**EXERCISE GOAL**
Count every line below that holds "zoom". Number only.

**DATA SUPPLIED**
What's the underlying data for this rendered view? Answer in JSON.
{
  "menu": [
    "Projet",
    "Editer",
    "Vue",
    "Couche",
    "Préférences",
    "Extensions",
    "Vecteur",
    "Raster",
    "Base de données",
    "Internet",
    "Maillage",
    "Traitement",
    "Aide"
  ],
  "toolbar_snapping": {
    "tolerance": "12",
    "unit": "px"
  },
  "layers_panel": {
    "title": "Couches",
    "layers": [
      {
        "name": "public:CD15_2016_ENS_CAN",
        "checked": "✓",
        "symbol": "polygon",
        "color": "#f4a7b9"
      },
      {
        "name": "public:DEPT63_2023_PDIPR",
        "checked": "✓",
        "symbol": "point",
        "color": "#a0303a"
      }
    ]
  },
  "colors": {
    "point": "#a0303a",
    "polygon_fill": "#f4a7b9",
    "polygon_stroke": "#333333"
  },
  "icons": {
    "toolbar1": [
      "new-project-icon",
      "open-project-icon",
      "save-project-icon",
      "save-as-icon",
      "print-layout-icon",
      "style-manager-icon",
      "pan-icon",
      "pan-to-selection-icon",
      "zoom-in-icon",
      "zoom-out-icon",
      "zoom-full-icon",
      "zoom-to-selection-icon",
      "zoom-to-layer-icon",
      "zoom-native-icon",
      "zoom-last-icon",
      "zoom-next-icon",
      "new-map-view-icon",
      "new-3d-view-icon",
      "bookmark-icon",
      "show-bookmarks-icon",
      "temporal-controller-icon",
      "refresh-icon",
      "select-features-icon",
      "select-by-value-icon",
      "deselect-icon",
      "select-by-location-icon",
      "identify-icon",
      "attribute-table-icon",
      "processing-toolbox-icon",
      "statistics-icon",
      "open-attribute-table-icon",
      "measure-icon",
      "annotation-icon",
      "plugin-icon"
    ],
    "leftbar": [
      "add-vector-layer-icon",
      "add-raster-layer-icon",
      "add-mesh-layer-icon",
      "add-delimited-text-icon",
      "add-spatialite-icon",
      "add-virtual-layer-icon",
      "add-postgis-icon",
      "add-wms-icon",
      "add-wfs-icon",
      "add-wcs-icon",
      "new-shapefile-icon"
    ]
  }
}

**ANSWER TO THE PROBLEM**
8